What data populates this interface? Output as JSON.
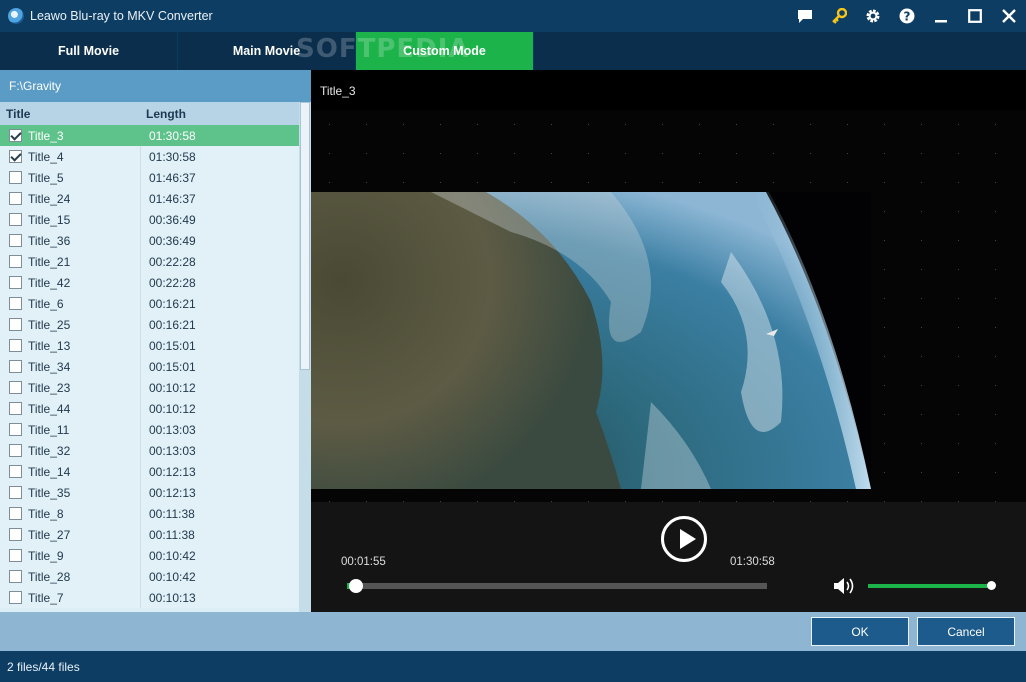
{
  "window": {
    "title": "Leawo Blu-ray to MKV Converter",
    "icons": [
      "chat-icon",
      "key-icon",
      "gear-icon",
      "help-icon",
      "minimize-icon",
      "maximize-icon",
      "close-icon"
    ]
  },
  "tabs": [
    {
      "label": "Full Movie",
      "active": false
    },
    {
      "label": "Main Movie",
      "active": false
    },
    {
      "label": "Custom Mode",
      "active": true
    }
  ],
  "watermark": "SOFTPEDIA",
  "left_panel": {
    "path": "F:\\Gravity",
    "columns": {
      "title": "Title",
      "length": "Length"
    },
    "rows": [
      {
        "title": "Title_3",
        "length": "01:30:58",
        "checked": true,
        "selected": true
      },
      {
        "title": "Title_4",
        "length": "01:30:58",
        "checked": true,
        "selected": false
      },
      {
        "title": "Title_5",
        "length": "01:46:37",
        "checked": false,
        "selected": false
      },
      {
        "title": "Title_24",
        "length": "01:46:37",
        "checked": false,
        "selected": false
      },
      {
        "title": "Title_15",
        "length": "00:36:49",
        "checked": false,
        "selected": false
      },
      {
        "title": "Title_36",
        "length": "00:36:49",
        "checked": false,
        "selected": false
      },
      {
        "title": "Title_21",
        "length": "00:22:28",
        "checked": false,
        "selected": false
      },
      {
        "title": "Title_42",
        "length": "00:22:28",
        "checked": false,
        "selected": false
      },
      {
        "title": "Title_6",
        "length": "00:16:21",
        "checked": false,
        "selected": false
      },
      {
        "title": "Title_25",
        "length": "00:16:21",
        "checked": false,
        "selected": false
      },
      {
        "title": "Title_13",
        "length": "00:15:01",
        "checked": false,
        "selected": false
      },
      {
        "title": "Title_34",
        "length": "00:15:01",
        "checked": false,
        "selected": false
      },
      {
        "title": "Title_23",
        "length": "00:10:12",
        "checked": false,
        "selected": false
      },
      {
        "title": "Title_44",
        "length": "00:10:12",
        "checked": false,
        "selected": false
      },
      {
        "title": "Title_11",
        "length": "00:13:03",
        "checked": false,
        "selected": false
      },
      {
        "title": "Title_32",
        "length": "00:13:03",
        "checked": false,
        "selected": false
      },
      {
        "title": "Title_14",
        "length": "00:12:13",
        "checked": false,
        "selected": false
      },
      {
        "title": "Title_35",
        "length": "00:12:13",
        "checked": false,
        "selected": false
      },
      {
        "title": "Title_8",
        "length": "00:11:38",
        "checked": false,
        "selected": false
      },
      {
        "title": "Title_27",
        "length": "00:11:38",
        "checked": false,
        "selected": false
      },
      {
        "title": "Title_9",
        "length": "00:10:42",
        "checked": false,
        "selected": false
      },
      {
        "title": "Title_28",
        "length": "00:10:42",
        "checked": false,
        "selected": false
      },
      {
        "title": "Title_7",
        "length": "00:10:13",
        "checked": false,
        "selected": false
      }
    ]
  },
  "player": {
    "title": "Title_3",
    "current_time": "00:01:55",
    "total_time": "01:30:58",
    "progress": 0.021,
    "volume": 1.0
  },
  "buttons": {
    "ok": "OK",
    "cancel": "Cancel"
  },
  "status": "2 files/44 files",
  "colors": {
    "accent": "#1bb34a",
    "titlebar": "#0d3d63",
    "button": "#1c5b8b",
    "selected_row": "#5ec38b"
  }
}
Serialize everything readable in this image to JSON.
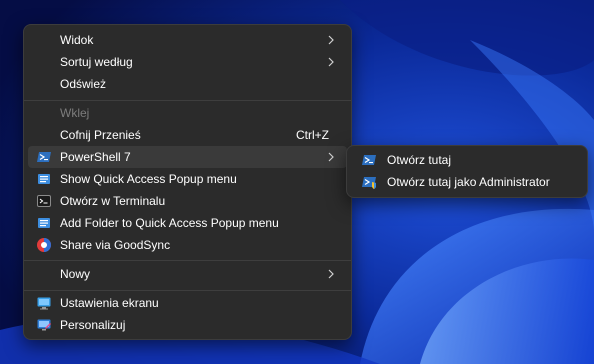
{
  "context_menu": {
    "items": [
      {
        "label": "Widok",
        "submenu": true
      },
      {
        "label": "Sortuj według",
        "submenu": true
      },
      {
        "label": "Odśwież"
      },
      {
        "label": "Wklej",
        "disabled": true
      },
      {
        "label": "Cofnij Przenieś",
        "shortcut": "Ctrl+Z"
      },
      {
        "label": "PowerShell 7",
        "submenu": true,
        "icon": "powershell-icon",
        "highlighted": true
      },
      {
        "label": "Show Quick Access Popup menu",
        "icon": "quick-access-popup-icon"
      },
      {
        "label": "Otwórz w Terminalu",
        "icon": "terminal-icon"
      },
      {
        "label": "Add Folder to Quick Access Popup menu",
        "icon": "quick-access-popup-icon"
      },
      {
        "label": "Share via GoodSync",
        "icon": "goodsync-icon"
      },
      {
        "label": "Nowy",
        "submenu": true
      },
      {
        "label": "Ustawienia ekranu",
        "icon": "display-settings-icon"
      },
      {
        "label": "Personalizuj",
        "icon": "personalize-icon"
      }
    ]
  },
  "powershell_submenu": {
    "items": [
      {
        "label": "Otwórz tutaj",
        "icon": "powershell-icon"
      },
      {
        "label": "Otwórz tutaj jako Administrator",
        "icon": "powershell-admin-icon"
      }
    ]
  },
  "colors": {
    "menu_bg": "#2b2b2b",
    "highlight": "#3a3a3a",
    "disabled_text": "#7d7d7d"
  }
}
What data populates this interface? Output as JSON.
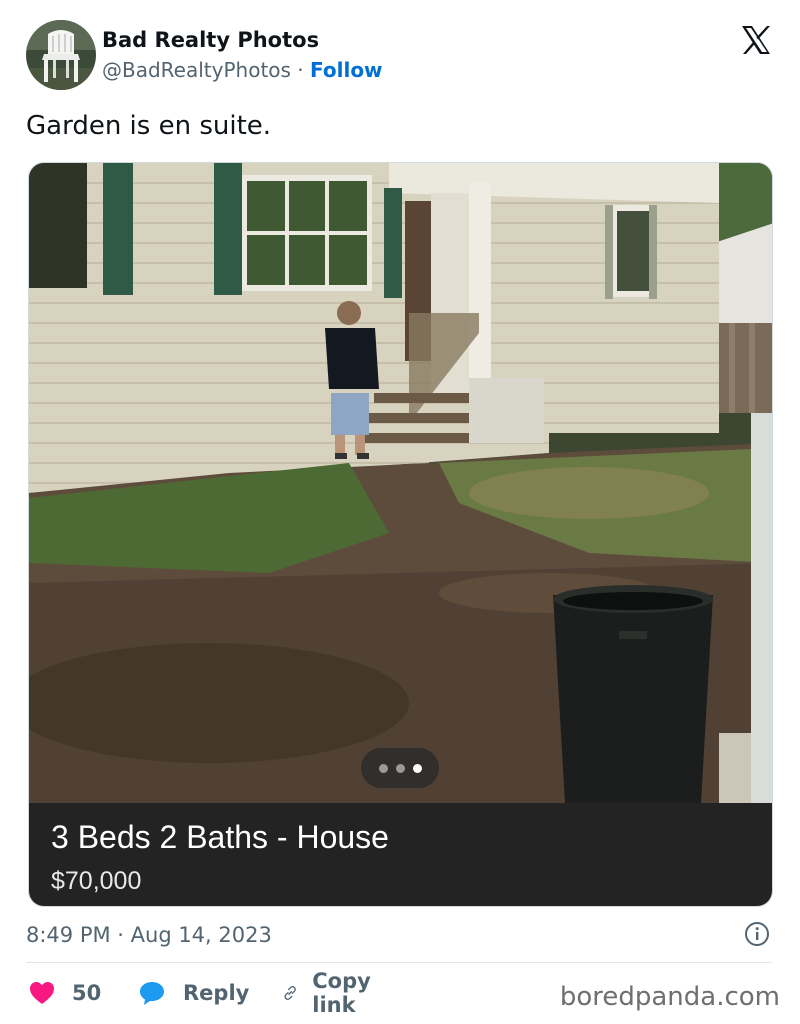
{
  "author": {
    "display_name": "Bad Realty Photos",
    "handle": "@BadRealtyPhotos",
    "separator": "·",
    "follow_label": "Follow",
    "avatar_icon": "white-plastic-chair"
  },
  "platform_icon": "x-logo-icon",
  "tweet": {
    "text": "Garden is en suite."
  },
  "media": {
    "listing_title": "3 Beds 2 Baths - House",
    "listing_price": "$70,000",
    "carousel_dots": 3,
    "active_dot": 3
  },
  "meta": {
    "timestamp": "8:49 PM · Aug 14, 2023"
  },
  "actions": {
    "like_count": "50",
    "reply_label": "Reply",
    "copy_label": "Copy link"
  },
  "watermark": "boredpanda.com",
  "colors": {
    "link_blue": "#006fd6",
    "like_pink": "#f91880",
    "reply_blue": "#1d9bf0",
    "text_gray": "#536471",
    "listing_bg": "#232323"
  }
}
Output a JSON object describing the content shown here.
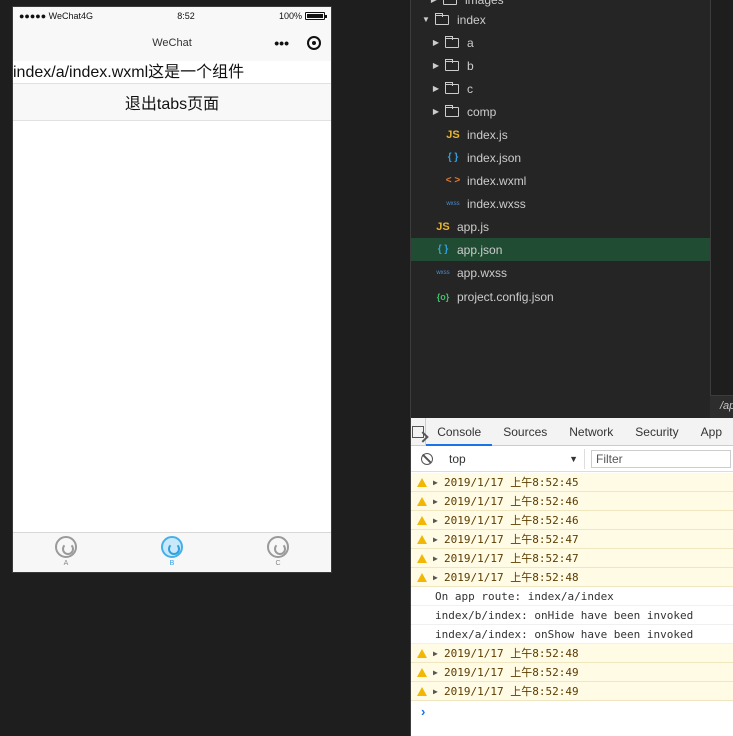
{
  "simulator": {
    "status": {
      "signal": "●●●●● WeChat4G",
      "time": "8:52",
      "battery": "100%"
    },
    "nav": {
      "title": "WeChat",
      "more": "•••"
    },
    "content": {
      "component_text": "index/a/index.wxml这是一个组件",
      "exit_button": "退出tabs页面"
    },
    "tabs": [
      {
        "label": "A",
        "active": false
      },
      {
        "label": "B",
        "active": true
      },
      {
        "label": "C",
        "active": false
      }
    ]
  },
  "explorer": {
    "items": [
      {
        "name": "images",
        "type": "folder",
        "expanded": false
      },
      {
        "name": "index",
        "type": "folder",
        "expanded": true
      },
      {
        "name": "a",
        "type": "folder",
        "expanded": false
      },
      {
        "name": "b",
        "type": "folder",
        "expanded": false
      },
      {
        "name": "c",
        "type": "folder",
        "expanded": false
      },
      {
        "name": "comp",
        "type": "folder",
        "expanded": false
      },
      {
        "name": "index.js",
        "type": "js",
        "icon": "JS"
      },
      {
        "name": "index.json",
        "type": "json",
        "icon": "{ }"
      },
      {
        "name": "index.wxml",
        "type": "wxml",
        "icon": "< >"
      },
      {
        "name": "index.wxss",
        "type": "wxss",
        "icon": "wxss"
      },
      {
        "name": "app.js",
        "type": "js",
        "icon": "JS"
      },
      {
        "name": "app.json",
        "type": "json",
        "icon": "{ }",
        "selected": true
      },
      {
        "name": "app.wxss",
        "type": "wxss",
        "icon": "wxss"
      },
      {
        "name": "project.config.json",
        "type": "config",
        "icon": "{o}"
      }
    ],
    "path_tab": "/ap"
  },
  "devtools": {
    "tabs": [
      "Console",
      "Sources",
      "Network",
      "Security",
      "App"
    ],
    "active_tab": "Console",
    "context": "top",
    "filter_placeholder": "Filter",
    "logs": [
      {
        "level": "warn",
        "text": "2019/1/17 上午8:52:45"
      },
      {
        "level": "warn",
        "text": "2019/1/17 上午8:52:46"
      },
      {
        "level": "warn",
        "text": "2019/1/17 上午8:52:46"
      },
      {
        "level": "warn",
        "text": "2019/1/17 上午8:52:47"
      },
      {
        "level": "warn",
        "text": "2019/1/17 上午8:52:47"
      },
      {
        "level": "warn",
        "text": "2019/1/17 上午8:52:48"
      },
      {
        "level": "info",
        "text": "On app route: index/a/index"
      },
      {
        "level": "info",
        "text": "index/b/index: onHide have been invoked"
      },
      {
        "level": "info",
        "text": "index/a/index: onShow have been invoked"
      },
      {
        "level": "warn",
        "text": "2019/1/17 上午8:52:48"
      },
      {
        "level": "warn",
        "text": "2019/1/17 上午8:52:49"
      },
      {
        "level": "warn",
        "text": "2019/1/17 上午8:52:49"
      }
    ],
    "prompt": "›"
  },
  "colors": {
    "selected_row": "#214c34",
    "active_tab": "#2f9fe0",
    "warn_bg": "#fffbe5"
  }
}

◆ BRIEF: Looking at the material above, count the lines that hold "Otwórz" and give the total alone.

◆ FINISHED EXERCISE: 3